I have finished whole other books in the time I have not drafted this one. This is going to be the roughest draft I’ve ever finished, but by god IT WILL BE DRAFTED. And then I can spend May writing something else, ANYTHING ELSE, without this story looming in my subconscious, worming its way into other stories where it has no business, prodding me with an increasingly pointy and fiery spike into writing it.

This is not a book that is going to get to beta readers before I’ve done a rather more extensive pass than usual. I tend to draft sparingly and flesh out later (say, 60k becomes 80k), and even so, I’m past the 135k mark on this monster. That’s not completely out of the realm for fantasy, but if I scale up those numbers and estimate I’ll be tacking on about 60k, well. Not ideal.

I’m thinking hard about what arcs I need to get done in the intended sequel and comparing to this monster, and I’m increasingly convinced that I’ve actually written two books, not one, and on one hand that’s reassuring, because it goes some way toward explaining why I’m not done drafting the damn thing yet. On the other, it means my pacing is totally off and I’ve been weighting motifs and layering subplots incorrectly, so editing will be a mess.

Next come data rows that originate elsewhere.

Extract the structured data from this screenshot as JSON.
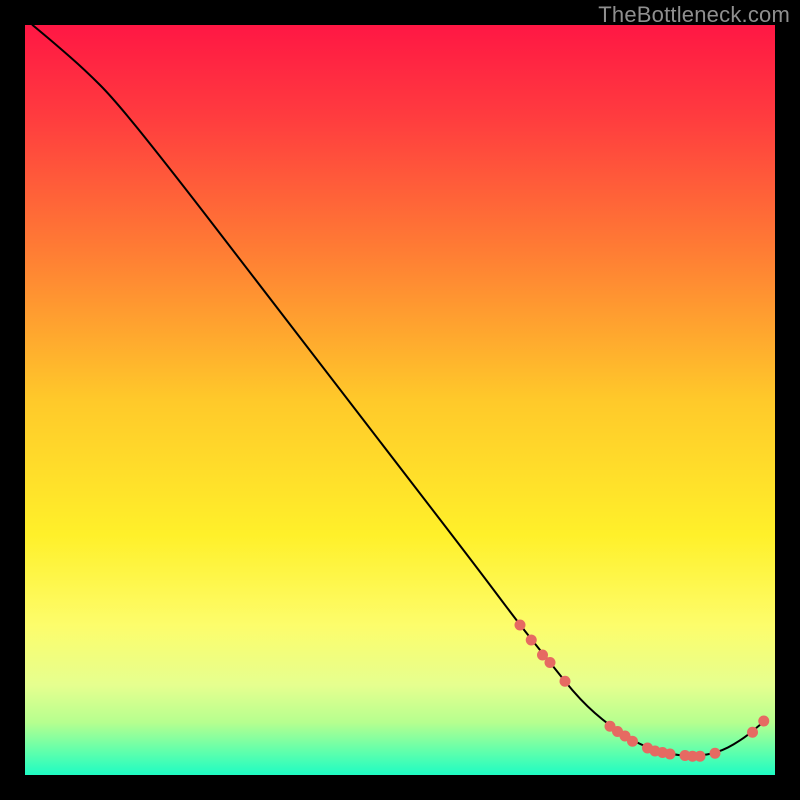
{
  "watermark": "TheBottleneck.com",
  "chart_data": {
    "type": "line",
    "title": "",
    "xlabel": "",
    "ylabel": "",
    "xlim": [
      0,
      100
    ],
    "ylim": [
      0,
      100
    ],
    "grid": false,
    "legend": false,
    "gradient_stops": [
      {
        "pct": 0,
        "color": "#ff1744"
      },
      {
        "pct": 12,
        "color": "#ff3b3f"
      },
      {
        "pct": 30,
        "color": "#ff7c34"
      },
      {
        "pct": 50,
        "color": "#ffc92a"
      },
      {
        "pct": 68,
        "color": "#fff02a"
      },
      {
        "pct": 80,
        "color": "#fdfd6b"
      },
      {
        "pct": 88,
        "color": "#e6ff8f"
      },
      {
        "pct": 93,
        "color": "#b6ff8f"
      },
      {
        "pct": 97,
        "color": "#5dffad"
      },
      {
        "pct": 100,
        "color": "#1efcc3"
      }
    ],
    "series": [
      {
        "name": "curve",
        "color": "#000000",
        "stroke_width": 2,
        "points": [
          {
            "x": 1,
            "y": 100
          },
          {
            "x": 4,
            "y": 97.5
          },
          {
            "x": 8,
            "y": 94
          },
          {
            "x": 12,
            "y": 90
          },
          {
            "x": 20,
            "y": 80
          },
          {
            "x": 30,
            "y": 67
          },
          {
            "x": 40,
            "y": 54
          },
          {
            "x": 50,
            "y": 41
          },
          {
            "x": 60,
            "y": 28
          },
          {
            "x": 66,
            "y": 20
          },
          {
            "x": 70,
            "y": 15
          },
          {
            "x": 74,
            "y": 10
          },
          {
            "x": 78,
            "y": 6.5
          },
          {
            "x": 82,
            "y": 4
          },
          {
            "x": 86,
            "y": 2.7
          },
          {
            "x": 90,
            "y": 2.5
          },
          {
            "x": 93,
            "y": 3.2
          },
          {
            "x": 96,
            "y": 5
          },
          {
            "x": 98,
            "y": 6.7
          },
          {
            "x": 99,
            "y": 7.5
          }
        ]
      },
      {
        "name": "markers",
        "color": "#e66a62",
        "marker_radius": 5.5,
        "points": [
          {
            "x": 66,
            "y": 20
          },
          {
            "x": 67.5,
            "y": 18
          },
          {
            "x": 69,
            "y": 16
          },
          {
            "x": 70,
            "y": 15
          },
          {
            "x": 72,
            "y": 12.5
          },
          {
            "x": 78,
            "y": 6.5
          },
          {
            "x": 79,
            "y": 5.8
          },
          {
            "x": 80,
            "y": 5.2
          },
          {
            "x": 81,
            "y": 4.5
          },
          {
            "x": 83,
            "y": 3.6
          },
          {
            "x": 84,
            "y": 3.2
          },
          {
            "x": 85,
            "y": 3.0
          },
          {
            "x": 86,
            "y": 2.8
          },
          {
            "x": 88,
            "y": 2.6
          },
          {
            "x": 89,
            "y": 2.5
          },
          {
            "x": 90,
            "y": 2.5
          },
          {
            "x": 92,
            "y": 2.9
          },
          {
            "x": 97,
            "y": 5.7
          },
          {
            "x": 98.5,
            "y": 7.2
          }
        ]
      }
    ]
  }
}
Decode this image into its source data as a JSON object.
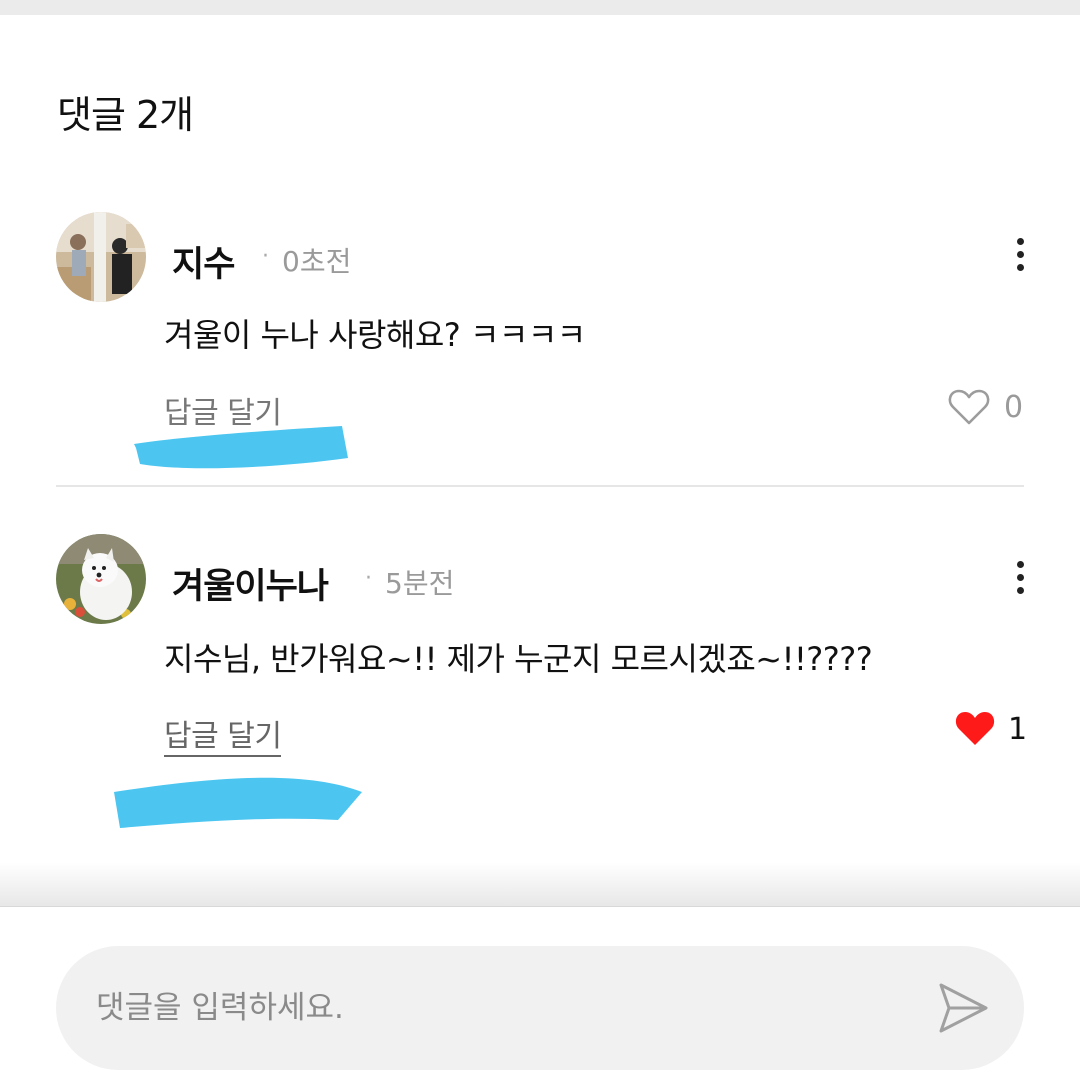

I know I’ve been dropping the ball on communication, and projects and commitments have gone on hold. I’m sorry. The very fact of STILL NOT FUCKING DONE is stressing me out more than I would have believed possible; it’s certainly not been true of any other books I’ve written. But then, no other books have been as big (I don’t just mean in length of words, but in the time it’s taken me to learn how to write it, in scope, in difficulty).

Maybe I’ll post more detailed metrics later — I keep them for myself anyway, because tracking my productivity at least helps convince my brain that I’m actually being useful. But for reference, that is over 85k written since I went part-time in February (in 2 ½ months). I am pressing right the fuck along.

I have two scenes to do today before I’m allowed to sleep. Talk to you soon.